“There can be discounts associated with the various plans,” Jilek says. Not only can the benefits be cheaper than what someone could purchase for themselves, but brokers used by employers have expertise to ensure workers are getting the best plans at the best price, according to Jilek.
Voluntary benefits can vary, but here are some examples:
Supplemental medical plans. Hospital indemnity, accident and critical illness insurance are all examples of supplemental medical plans that may be offered during open enrollment. If you think you will have significant out-of-pocket costs in the coming year, these plans may fill any gaps in your health insurance.
Prepaid legal plans. Jilek says there has been increased interest from employers in offering prepaid legal plans, and these may appeal to those who anticipate a divorce or similar event in the coming year. “If you’re going to have a significant life change, a legal plan can be a real benefit to you,” she says.
Pet insurance. Nearly 70% of employers expect to offer pet insurance by 2022 or beyond, according to the 2021 Emerging Trends in Health Care Survey from Willis Towers Watson. That makes it one of the five fastest-growing voluntary benefits. Not everyone needs this benefit, but it may be a welcome offering to workers who added a pet to their household during the pandemic.
Gym memberships. Tinto says Wex is offering on-site gyms at some of its locations, and other employers may offer discounted gym memberships as a workplace perk. This follows an ongoing trend of employers looking for ways to support their workers holistically.
Identity theft protection. Buying identity theft protection as a voluntary benefit may cost only slightly more than a third of what someone would pay elsewhere, Jilek says. She estimates an individual plan could run someone $20 a month, while a group plan through an employer could cost only $7 or $8 a month.

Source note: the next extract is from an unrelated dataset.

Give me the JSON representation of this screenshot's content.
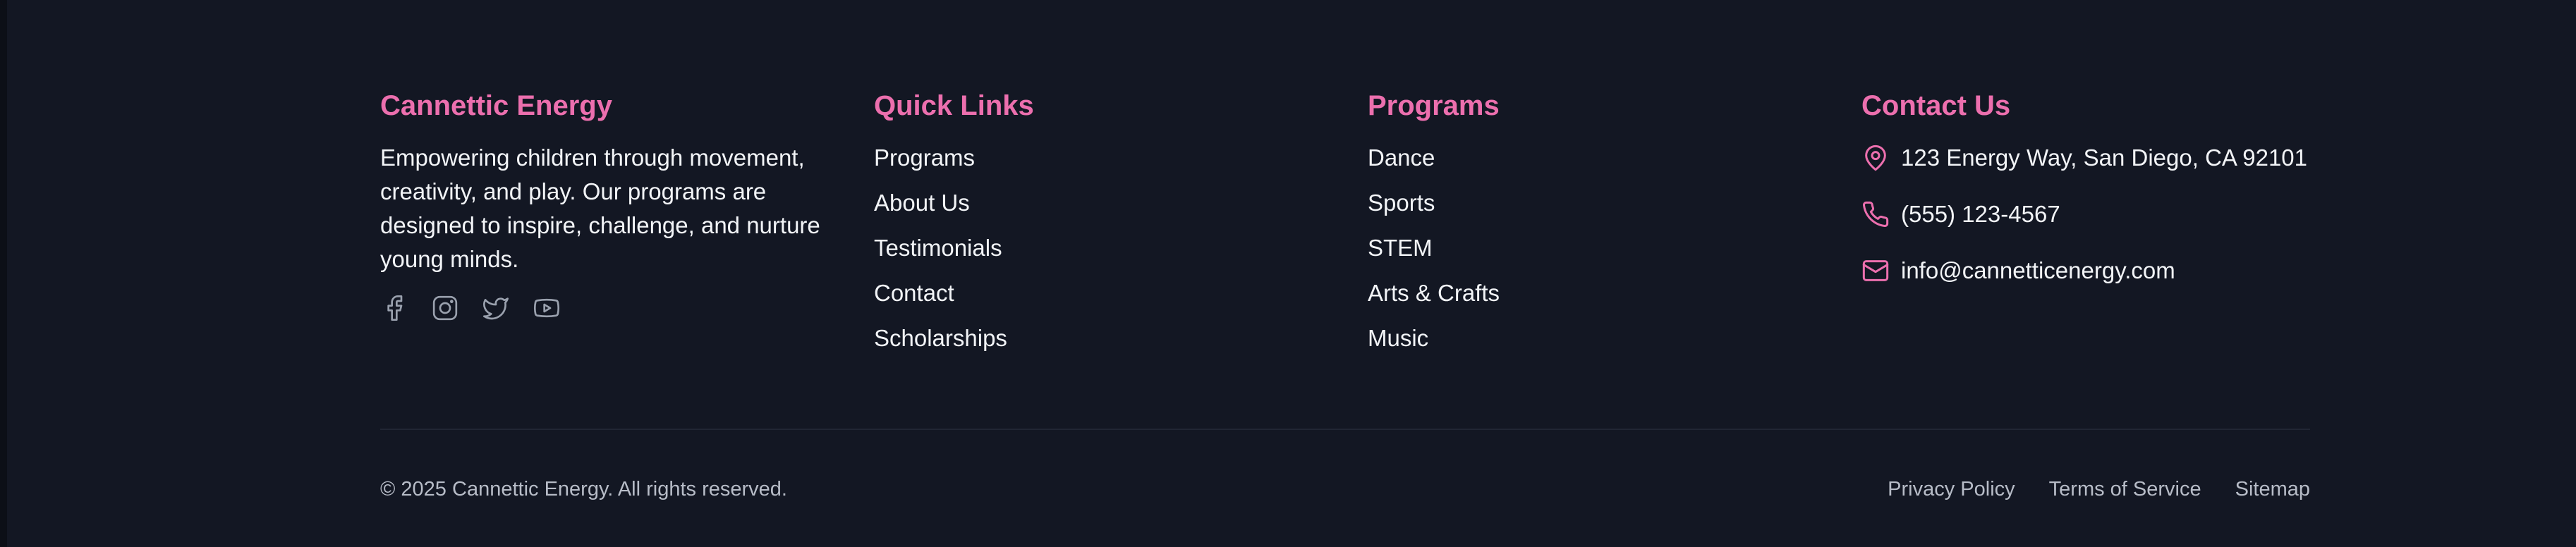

Unlike insurance benefits, you can change your retirement savings amount at any time. Still, open enrollment is a good time to review what you have selected and make changes as needed.
401(k) plans, the most common workplace retirement accounts, come with tax benefits and can be funded with up to $19,500 in employee contributions 2021. Those age 50 and older can make an additional $6,500 in catch-up contributions.
Contributions to traditional 401(k) accounts are tax-deductible, but withdrawals in retirement are subject to regular income tax. Some employers also offer Roth accounts, which don’t offer an immediate tax deduction, but money in the account grows tax-free and can be withdrawn tax-free in retirement. In both cases, there can be a tax penalty if money is withdrawn prior to age 59 ½.
Regardless of which plan you choose, it’s a smart idea to contribute at least as much is necessary to maximize your employer’s matching contributions, if a match is offered.
Open Enrollment and the Coronavirus Pandemic
The COVID-19 pandemic meant many employers changed how they approached open enrollment last year. In particular, many took benefit fairs and other events online.
“I think the virtual fair we did last year had a ton more attendance and engagement,” Tinto says. However, workers have also expressed an interest in returning to in-person events, and she hopes this year will include a combination of both options.
The pandemic may also indirectly play a role in the benefits offered during open enrollment. “Most employers have the same universal problems,” Sapoznik says. “They have a problem with retention and with recruitment.” Providing a robust benefits package is one way to help companies stand out and attract top talent during a time when worker shortages seem common.
Open enrollment only comes once a year, so don’t squander your chance to sign up for benefits that could save you money in the months to come. If you have questions about your options, contact your human resources office. They are there to help.